(February 27, 2019 / JNS) Johanna (Yockie) Arbib was tapped as the new president of HaShomer HaChadash, an Israeli grassroots organization established in 2007 to assist Israelis in maintaining the safety of farmers and open spaces in the Negev and Galilee. She previously served as head of the Jerusalem Foundation and was chair of the World Board of Trustees of Keren Hayesod. Currently, she sits on the boards of a number of entities, including the Fondazione Terzo Pilastro-Italia e Mediterraneo, the Jewish People Policy Institute, the Jewish Agency for Israel and Keren Hayesod-United Israel Appeal. In 2016, Israeli Prime Minister Benjamin Netanyahu awarded her the Goldstein Prize for distinguished Jewish leadership.

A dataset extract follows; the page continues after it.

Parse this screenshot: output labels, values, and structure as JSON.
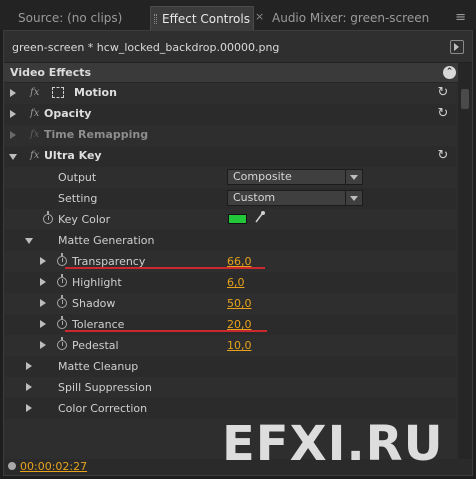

Born and raised in Rome, she hails from a Sephardic family from Libya. Arbib, 50, holds a bachelor’s degree in business administration from American John Cabot University in Rome and studied international relations. The mother of three girls—ages 15, 17 and 19—she is married to orthopedic surgeon Dario Perugia. She divides her time between Rome and Israel.
Arbib plans to direct her efforts on raising awareness among Diaspora Jews about the work of HaShomer HaChadash, connecting them with its wide range of activities related to protecting Israel’s land, with a particular focus on educating youth and young adults.
Q: How do you intend to make Americans more aware of the organization and its design?
A: The work of HaShomer HaChadash is both physical and spiritual. The physical aspect requires working and feeling the land. The spiritual aspect involves understanding why the land is important for the future of the people and the country.
To create an experience that will stay with you and “stick,” you must combine these two spheres in the following ways: expand awareness and understanding of the many challenges faced by Israeli farmers, including the ability to hold on to their land and make a living from it; create productive, meaningful encounters outdoors in the agricultural fields; forge personal connections between volunteers and farmers; offer volunteer opportunities to assist farmers in rehabilitating land damaged by intruders; teach volunteers how to engage in agricultural work; and raise important questions about the connection between people and land, and in particular, the Jewish people and the Land of Israel.
To that end, HaShomer HaChadash will host a mission to Israel from May 13-17. It will take participants across northern and southern Israel, showing them the land through the eyes of the workers, farmers and pioneers of the country. Among the places participants will see include Mount Kabir, Shiloh Archaeological Excavations, the Qumran Caves, the Negev Desert and Jericho. The experience will be accompanied by lectures and agricultural volunteerism.
Q: What is your main goal? What do you want to tackle right away?
A: We have a few goals for the first year of our international operation. HaShomer HaChadash has become Israel’s largest volunteer organization, with more than 70,000 volunteers in 2018, through models developed in Israel. We would like to use the experience and wisdom gained in recent years and build on this tremendous success to create a tailor-made model for the rest of the world. We plan to accomplish this by expanding programming in Israel and building programs in the United States for high school students, young adults and families.
Q: Why is it such an important Israeli value to care for the land? Do all students learn this in school?
A: The importance of the land of Israel is both historical and practical. God gave us the land to build a nation, and it is our duty and responsibility to grow and protect it. Moreover, the land is what grounds us, giving us a sense of perspective on life. In a world where technology is trying to take over everything, working the land and safeguarding it, touching the soil and getting close to nature reaffirms the important values of life and gives us a real sense of ownership. These values are hardly being taught in schools today, where competition and individualism are the rules of the game.
For decades, the Jews of the world have been an inseparable part of the effort to ensure the creation and existence of the State of Israel in the face of the existential challenges and dangers that have afflicted it. The years that followed have been marked by division and distance between Jews living in Israel and those living throughout the world. Now, however, at a time when Israeli agriculture faces enormous existential challenges, an extraordinary opportunity exists for the whole of the Jewish people to come together in a shared mission of mutual responsibility. Out of this, an in-depth mutual Jewish identity can develop, for now and well into the future, uniting Jewish communities worldwide.
Q: What is at risk the most right now—agriculture, wildlife, water resources, historical sites—on lands you want to protect?
A: What is really at risk is the sense of awareness of the reasons why the land is essential for our present and our future. We must understand why we are really here!
Q: What do you want readers to know most about the work you do?
A: HaShomer HaChadash is an organization of smart and committed young Israelis who want to strengthen Israel by working with people—young and old, religious and secular—to revive the fundamental values on which the State of Israel was founded. This includes developing leadership, building on the potential of each individual and strengthening Jewish identity.
We see no better tool than the land, combined with Jewish values, to obtain such results. We are only limited by our dreams. We at HaShomer think big and created a movement that today is the largest volunteer organization in the country—a revolution we want to share with the rest of the Jewish world.